Tuesday, May 7, 2013

A Singing Weekend

Sunday was the culmination of a semester's worth of work with the children's choir organization we are involved in. It is a truly excellent musical enterprise that nevertheless is more concerned with teaching children to sing and to love music than it is with creating a perfect sound (though I must say they achieve the latter frequently enough). Young Naperville Singers currently comprises eight children's choirs; I accompany Evan's beginning level group as well as an intermediate girls' choir, and Caitlin sings with the top group. This made for a busy week of rehearsals and a full day of performances (it is necessary to have three concerts to accommodate all the choirs). Here, for those who are interested, are videos of Evan's choir from Sunday. I am playing piano, although I don't think you can ever see me; Evan is in the third row right, second from the middle.

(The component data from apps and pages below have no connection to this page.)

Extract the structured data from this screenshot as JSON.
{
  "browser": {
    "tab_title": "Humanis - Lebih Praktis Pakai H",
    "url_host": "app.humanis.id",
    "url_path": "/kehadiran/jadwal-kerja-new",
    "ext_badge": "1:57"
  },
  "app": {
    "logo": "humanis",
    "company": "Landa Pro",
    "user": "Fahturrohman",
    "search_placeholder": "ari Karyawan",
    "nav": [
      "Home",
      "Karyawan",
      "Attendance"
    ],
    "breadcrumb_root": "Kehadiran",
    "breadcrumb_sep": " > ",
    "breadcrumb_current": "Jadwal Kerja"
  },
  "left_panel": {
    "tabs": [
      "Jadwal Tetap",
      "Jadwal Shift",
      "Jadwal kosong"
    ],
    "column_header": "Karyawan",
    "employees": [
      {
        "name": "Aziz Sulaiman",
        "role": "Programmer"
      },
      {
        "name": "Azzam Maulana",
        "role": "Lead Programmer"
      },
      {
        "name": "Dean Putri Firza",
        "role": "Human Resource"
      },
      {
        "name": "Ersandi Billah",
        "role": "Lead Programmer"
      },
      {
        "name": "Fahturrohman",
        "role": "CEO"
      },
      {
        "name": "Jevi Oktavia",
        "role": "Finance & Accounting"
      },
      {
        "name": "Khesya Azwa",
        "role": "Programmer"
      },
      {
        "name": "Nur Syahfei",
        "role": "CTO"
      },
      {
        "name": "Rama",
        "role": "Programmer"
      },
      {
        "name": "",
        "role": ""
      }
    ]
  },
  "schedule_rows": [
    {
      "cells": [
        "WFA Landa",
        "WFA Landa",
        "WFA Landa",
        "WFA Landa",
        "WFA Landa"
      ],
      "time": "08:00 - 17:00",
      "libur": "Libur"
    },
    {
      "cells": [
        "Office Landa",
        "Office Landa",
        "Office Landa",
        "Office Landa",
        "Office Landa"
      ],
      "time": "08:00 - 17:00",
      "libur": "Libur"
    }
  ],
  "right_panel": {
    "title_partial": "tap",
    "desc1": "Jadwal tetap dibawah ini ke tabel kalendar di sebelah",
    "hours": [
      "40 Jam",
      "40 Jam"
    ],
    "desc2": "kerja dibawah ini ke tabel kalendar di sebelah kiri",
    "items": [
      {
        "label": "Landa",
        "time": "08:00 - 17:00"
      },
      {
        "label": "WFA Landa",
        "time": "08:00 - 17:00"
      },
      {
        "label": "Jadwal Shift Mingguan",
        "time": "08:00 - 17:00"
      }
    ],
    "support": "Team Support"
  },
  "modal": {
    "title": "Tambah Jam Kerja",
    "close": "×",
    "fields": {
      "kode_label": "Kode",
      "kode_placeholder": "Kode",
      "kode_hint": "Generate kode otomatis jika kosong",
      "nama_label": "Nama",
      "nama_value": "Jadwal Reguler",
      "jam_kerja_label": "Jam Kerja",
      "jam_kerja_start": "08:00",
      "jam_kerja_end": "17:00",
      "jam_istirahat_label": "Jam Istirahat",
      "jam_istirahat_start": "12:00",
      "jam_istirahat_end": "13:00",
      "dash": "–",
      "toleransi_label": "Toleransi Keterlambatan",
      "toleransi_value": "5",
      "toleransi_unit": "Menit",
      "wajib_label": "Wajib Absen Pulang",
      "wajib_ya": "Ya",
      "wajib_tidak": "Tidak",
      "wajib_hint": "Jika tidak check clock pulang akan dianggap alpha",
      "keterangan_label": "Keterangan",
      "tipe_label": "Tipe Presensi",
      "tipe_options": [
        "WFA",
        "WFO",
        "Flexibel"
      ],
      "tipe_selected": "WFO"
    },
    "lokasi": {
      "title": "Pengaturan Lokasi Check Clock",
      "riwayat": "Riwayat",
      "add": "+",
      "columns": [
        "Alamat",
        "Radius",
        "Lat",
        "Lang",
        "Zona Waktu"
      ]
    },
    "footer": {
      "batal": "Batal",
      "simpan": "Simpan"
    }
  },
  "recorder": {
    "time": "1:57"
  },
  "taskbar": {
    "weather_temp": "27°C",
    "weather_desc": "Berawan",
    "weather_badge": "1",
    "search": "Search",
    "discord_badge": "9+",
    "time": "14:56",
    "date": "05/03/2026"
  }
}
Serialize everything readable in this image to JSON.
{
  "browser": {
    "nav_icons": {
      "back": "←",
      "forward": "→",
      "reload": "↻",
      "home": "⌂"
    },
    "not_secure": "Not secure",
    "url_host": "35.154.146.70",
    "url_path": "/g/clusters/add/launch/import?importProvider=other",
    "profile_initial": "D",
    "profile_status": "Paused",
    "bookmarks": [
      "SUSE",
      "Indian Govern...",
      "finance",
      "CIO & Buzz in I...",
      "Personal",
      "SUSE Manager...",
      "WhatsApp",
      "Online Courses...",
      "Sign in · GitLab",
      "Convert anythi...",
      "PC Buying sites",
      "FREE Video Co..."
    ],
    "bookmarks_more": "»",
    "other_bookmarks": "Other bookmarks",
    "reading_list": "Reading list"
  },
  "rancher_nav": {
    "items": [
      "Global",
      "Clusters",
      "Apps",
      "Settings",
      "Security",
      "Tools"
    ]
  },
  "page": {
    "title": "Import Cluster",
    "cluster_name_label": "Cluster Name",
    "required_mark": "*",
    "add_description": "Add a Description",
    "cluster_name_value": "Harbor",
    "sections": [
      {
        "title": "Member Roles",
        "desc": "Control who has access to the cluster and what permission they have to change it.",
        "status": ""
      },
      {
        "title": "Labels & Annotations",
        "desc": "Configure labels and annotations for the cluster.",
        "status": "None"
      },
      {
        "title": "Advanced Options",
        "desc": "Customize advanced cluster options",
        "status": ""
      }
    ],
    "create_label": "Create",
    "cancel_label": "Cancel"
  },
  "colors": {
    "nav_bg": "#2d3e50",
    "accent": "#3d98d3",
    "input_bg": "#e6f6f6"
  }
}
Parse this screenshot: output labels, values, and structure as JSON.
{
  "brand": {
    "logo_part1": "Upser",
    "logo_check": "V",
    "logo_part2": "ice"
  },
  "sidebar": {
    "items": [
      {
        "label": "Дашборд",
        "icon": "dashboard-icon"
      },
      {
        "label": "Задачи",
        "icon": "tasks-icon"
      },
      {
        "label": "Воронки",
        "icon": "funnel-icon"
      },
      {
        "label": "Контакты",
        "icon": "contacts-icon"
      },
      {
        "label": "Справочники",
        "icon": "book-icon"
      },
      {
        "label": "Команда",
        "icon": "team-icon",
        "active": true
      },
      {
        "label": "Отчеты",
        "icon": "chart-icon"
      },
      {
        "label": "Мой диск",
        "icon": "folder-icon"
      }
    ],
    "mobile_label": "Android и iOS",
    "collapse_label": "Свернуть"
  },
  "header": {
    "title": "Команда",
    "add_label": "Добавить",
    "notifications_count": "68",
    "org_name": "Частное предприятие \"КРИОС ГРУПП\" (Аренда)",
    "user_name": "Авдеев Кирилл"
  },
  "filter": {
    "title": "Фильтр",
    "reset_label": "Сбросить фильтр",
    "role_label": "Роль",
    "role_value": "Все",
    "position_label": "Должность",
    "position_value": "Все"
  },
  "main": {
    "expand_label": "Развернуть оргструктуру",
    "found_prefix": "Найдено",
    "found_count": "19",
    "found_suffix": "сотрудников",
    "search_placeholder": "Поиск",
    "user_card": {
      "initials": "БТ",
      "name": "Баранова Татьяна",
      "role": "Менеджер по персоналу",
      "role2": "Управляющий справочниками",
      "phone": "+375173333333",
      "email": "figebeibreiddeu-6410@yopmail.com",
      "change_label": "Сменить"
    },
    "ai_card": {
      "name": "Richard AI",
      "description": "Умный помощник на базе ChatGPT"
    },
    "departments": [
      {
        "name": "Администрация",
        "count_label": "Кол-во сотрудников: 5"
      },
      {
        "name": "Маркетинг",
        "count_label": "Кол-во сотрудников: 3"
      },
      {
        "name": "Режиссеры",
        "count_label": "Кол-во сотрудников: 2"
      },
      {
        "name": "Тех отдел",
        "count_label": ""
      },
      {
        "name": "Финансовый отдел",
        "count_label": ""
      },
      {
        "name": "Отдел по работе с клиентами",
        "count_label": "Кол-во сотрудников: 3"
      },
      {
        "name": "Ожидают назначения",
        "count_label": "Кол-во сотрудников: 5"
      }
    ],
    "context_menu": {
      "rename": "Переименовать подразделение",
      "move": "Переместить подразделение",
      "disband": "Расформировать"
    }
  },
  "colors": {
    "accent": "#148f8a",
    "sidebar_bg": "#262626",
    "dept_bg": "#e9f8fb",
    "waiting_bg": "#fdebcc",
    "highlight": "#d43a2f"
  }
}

The theme of the concert was "Under the Same Sky" and included both American and world music. Evan's choir director decided to focus on songs about sleep since we all sleep under the same sky. The first song was sung partly in Finnish and included some props and sound effects intended to evoke the sea.

"Silent Fish (Salaisuuden Kala)" from Cheryl on Vimeo.

The next two songs utilized the same text by Robert Louis Stevenson in two very different musical settings. This gave the children a chance to learn about musical style (modern v. folk) and to consider how the music reflected the text. The first piece was especially fun to play.

"Bed in Summer" - I from Cheryl on Vimeo.

"Bed in Summer" - II from Cheryl on Vimeo.

Our fourth song was a beautiful lullaby in two-part harmony.

"Good Night" from Cheryl on Vimeo.

For our fifth piece the director combined two pieces evocative of Africa, and the children were joined by an older choir for the background harmony.

"Uhura" and "The Lion Sleeps Tonight" from Cheryl on Vimeo.

It has been a great year for Evan, and he has matured so much socially and musically. Next year he will be joining the Boys' Choir, and I can't wait. Here is a short video I took of them rehearsing the day before the concerts:

I will try to put up videos of Caitlin's group in a few days.